▶ _What is expected_:
Your task is to copy the lines from the line containing "Give me the" through the end of the listing below, both included, without any pictures.

▶ _Exercise inputs_:
[Start of Attachment]
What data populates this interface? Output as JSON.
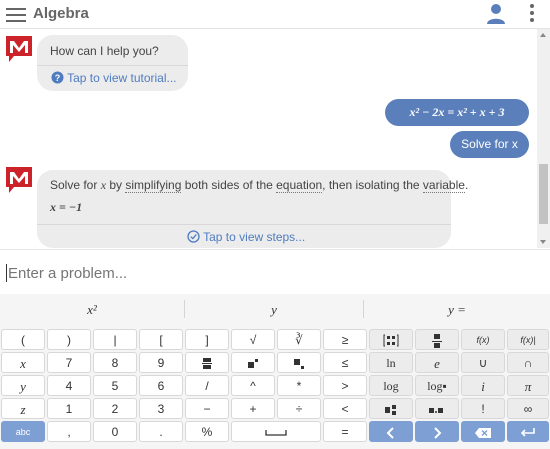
{
  "header": {
    "title": "Algebra",
    "menu_icon": "hamburger-icon",
    "user_icon": "user-icon",
    "more_icon": "more-vertical-icon"
  },
  "chat": {
    "greeting": {
      "text": "How can I help you?",
      "link": "Tap to view tutorial..."
    },
    "user_query": {
      "expression": "x² − 2x = x² + x + 3",
      "action": "Solve for x"
    },
    "answer": {
      "text_before": "Solve for ",
      "var": "x",
      "text_by": " by ",
      "w_simplifying": "simplifying",
      "text_mid1": " both sides of the ",
      "w_equation": "equation",
      "text_mid2": ", then isolating the ",
      "w_variable": "variable",
      "text_end": ".",
      "result": "x = −1",
      "steps_link": "Tap to view steps..."
    }
  },
  "input": {
    "placeholder": "Enter a problem..."
  },
  "keyboard": {
    "tabs": [
      "x²",
      "y",
      "y ="
    ],
    "rows": [
      [
        "(",
        ")",
        "|",
        "[",
        "]",
        "√",
        "∛",
        "≥"
      ],
      [
        "x",
        "7",
        "8",
        "9",
        "▀",
        "▪ᐧ",
        "▪.",
        "≤"
      ],
      [
        "y",
        "4",
        "5",
        "6",
        "/",
        "^",
        "*",
        ">"
      ],
      [
        "z",
        "1",
        "2",
        "3",
        "−",
        "+",
        "÷",
        "<"
      ],
      [
        "abc",
        ",",
        "0",
        ".",
        "%",
        "␣",
        "="
      ]
    ],
    "right_rows": [
      [
        "matrix",
        "limit",
        "f(x)",
        "f(x)|"
      ],
      [
        "ln",
        "e",
        "∪",
        "∩"
      ],
      [
        "log",
        "log▪",
        "i",
        "π"
      ],
      [
        "▪▪",
        "▪▪▪",
        "!",
        "∞"
      ]
    ],
    "nav": [
      "left",
      "right",
      "backspace",
      "enter"
    ]
  },
  "colors": {
    "accent": "#5b7fbb",
    "keyboard_blue": "#7d9fd4",
    "link": "#4f7cc1"
  }
}
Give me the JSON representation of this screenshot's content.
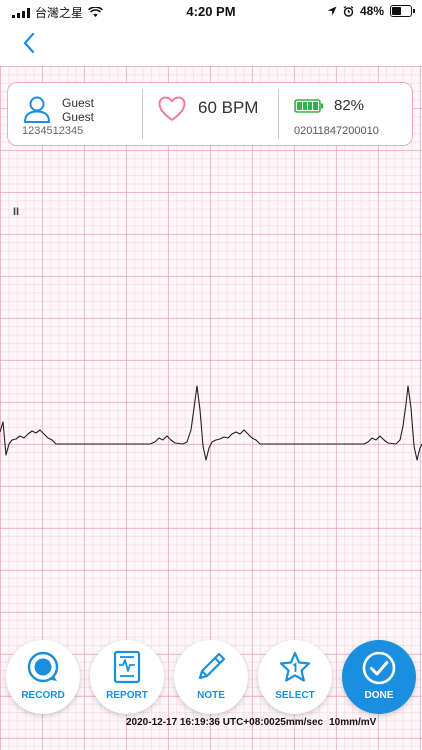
{
  "status_bar": {
    "carrier": "台灣之星",
    "time": "4:20 PM",
    "battery_percent": "48%",
    "icons": [
      "signal-icon",
      "wifi-icon",
      "location-icon",
      "alarm-icon",
      "battery-icon"
    ]
  },
  "nav": {
    "back_icon": "chevron-left-icon"
  },
  "info": {
    "user_name_line1": "Guest",
    "user_name_line2": "Guest",
    "user_id": "1234512345",
    "heart_rate": "60 BPM",
    "device_battery": "82%",
    "device_battery_level": 1.0,
    "device_id": "02011847200010"
  },
  "ecg": {
    "pause_indicator": "II"
  },
  "buttons": {
    "record": "RECORD",
    "report": "REPORT",
    "note": "NOTE",
    "select": "SELECT",
    "done": "DONE"
  },
  "footer": {
    "timestamp": "2020-12-17 16:19:36 UTC+08:00",
    "speed": "25mm/sec",
    "gain": "10mm/mV"
  },
  "colors": {
    "accent": "#1a8fe0",
    "grid_major": "#ee96b4",
    "grid_minor": "#f5c8d7",
    "heart": "#f37aa6",
    "battery": "#33b14a"
  }
}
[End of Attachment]
▶ _Solution to the exercise_:
Give me the JSON representation of this screenshot's content.
{
  "status_bar": {
    "carrier": "台灣之星",
    "time": "4:20 PM",
    "battery_percent": "48%",
    "icons": [
      "signal-icon",
      "wifi-icon",
      "location-icon",
      "alarm-icon",
      "battery-icon"
    ]
  },
  "nav": {
    "back_icon": "chevron-left-icon"
  },
  "info": {
    "user_name_line1": "Guest",
    "user_name_line2": "Guest",
    "user_id": "1234512345",
    "heart_rate": "60 BPM",
    "device_battery": "82%",
    "device_battery_level": 1.0,
    "device_id": "02011847200010"
  },
  "ecg": {
    "pause_indicator": "II"
  },
  "buttons": {
    "record": "RECORD",
    "report": "REPORT",
    "note": "NOTE",
    "select": "SELECT",
    "done": "DONE"
  },
  "footer": {
    "timestamp": "2020-12-17 16:19:36 UTC+08:00",
    "speed": "25mm/sec",
    "gain": "10mm/mV"
  },
  "colors": {
    "accent": "#1a8fe0",
    "grid_major": "#ee96b4",
    "grid_minor": "#f5c8d7",
    "heart": "#f37aa6",
    "battery": "#33b14a"
  }
}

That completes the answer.